According to Nigerian media, the northern branch of the Christian Association of Nigeria (CAN) warned President Muhammadu Buhari that “Nigeria would boil” if former President Goodluck Jonathan, the “hero of democracy,” were arrested as part of the ongoing anti-corruption campaign.
CAN is an umbrella lobbying group; the warning was issued by its northern branch, not CAN as a whole. The leadership of CAN had been close to the Jonathan presidency.
In the aftermath of the March 2015 elections, it was widely speculated that there was an agreement between the newly elected president and Jonathan that he and his wife would not be prosecuted in return for the defeated candidate’s acceptance of the election outcome.
Were Jonathan to be arrested, at least some African heads of state might be encouraged to hang on to power for fear of possible prosecution.
There has been no announcement by any part of the Buhari government of plans to move against Jonathan.
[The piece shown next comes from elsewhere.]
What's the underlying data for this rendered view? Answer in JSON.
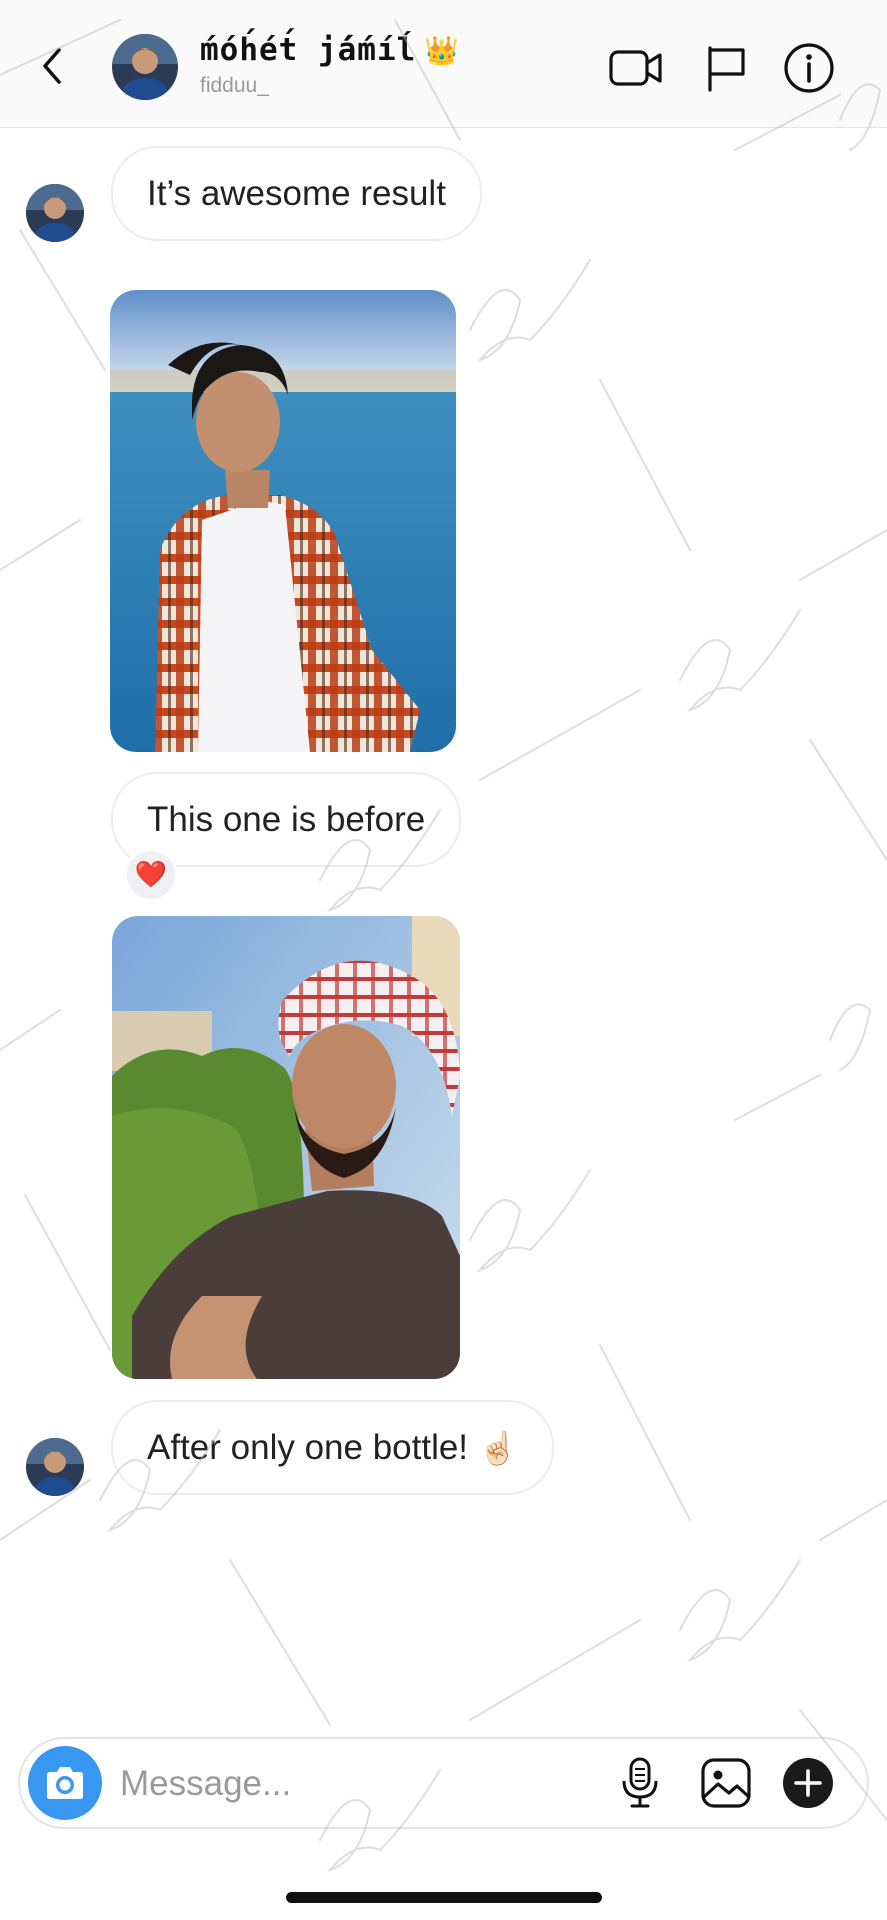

Yet the public relations officer of CAN’s northern branch, the Rev. John Joseph Hayab, said “Every honest Nigerian knows that the feelers on the ground are that this administration’s popularity is dwindling rapidly among the Nigerian people. It is therefore not advisable to think or plan to arrest former President Goodluck Jonathan. Let me warn that such a misadventure will set a wrong precedent and only open the door for mischievous people to set this nation into confusion.”
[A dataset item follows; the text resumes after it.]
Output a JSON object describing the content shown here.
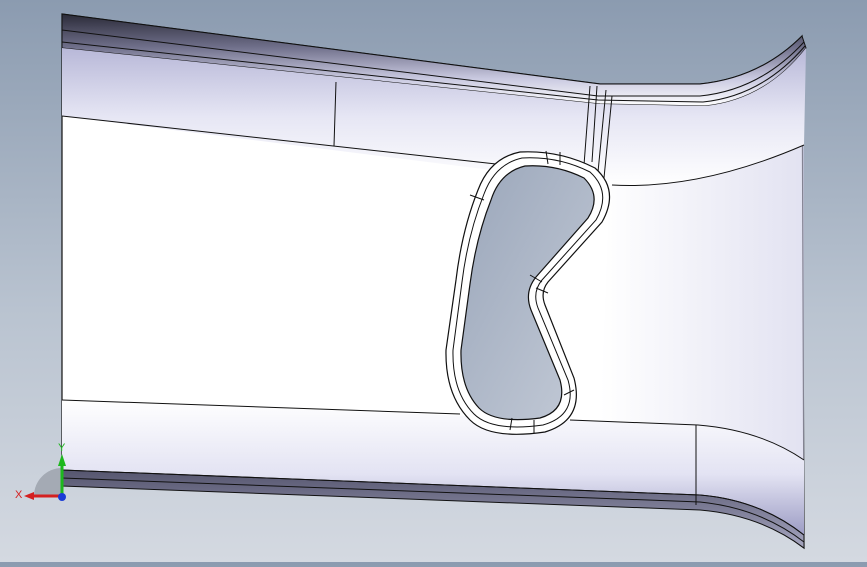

What is going on here? There are at least three credible hypotheses. The first is that there may be conversations within the anti-corruption agencies about the possibility of proceeding against Jonathan, notwithstanding the alleged post-election agreement not to proceed against the former president. If such conversations are taking place, however, there is no evidence that they reflect the views of President Buhari or other senior personalities in his administration. A second hypothesis is that Jonathan’s supporters are increasingly anxious that the former president could be besmirched by the ongoing investigations of some of the most senior members of his administration, such as the former oil minister, and national security advisor. The CAN statement could be a warning not to proceed against the former president. Finally, and perhaps the most credible hypothesis of all, the warning may be the result of internal CAN politicking, perhaps intersecting with broader political maneuvering.